THE BC United Party said on Friday that Premier David Eby’s failure to establish an anti-racism hotline has raised serious concerns about the NDP’s commitment to addressing hate incidents and supporting racialized communities.
Despite the alarming increase in hate crimes and the urgent recommendations from B.C.’s Human Rights Commissioner, the government’s inaction has left communities without the necessary resources to combat racism, it added.
“Victims of hate incidents continue to suffer in silence, while racism goes unchecked,” said Richmond North Centre BC United MLA Teresa Wat, Critic for Multiculturalism, Anti-Racism Initiatives, Arts and Culture. “I find it deeply concerning to witness the inaction of the NDP government and the substantial amount of time that has elapsed since the promise of a hotline was made. Sadly, it appears that this promise may have been nothing more than a political ploy to mislead people.”
The BC United Party said that amid rising anti-Asian hate crimes and the B.C. Human Rights Commissioner’s report, which recommends the creation of a community-led, province-wide centralized reporting mechanism for hate incidents, the lack of progress in establishing the promised anti-racism hotline by the BC government is unacceptable. Despite initial enthusiasm and commitment from the NDP years ago, there has since been no progress and little to no public information on the project’s current status. The BC United Caucus has been advocating for years to create a hotline with multilingual services for British Columbians to report racist incidents.

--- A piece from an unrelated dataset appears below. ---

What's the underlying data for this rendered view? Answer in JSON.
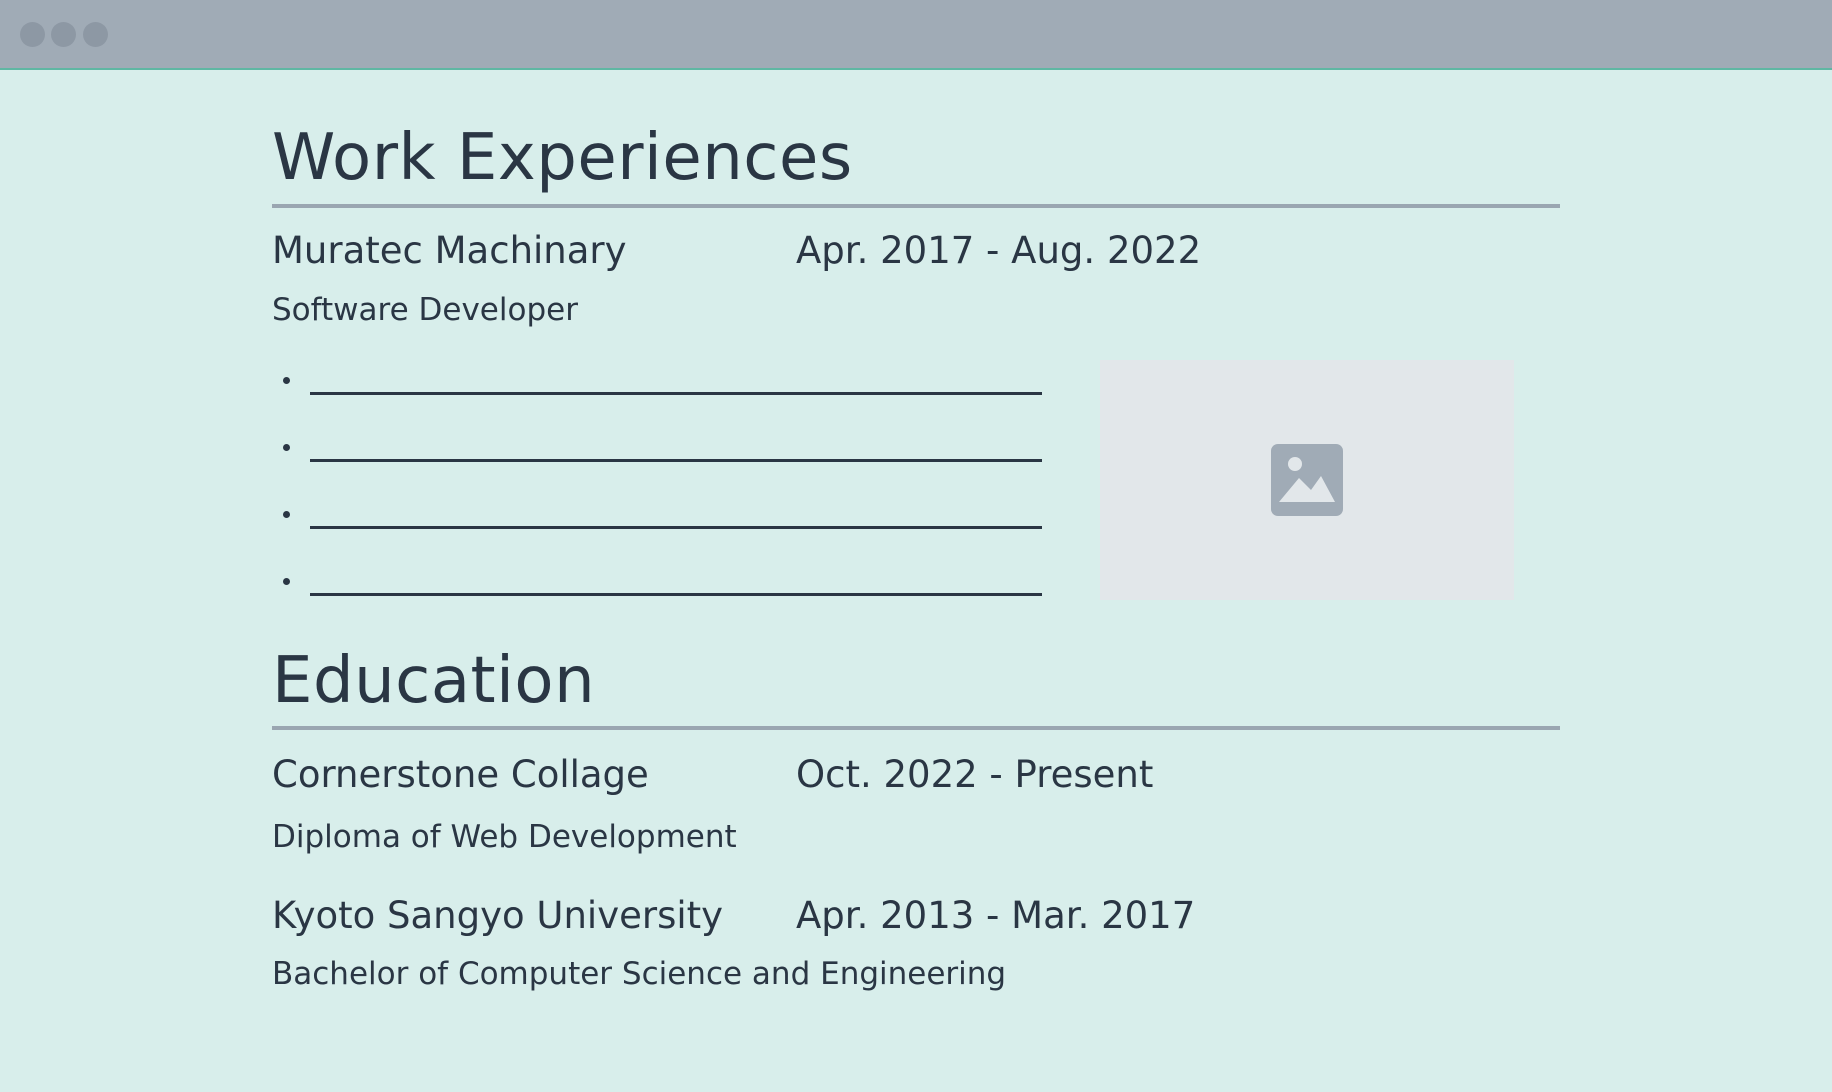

“This amounts to another broken promise by Premier David Eby and confirms he is all talk and no action,” said Wat. “Abandoning this commitment sends a troubling message that the government does not take the concerns of racialized communities seriously — they deserve better.”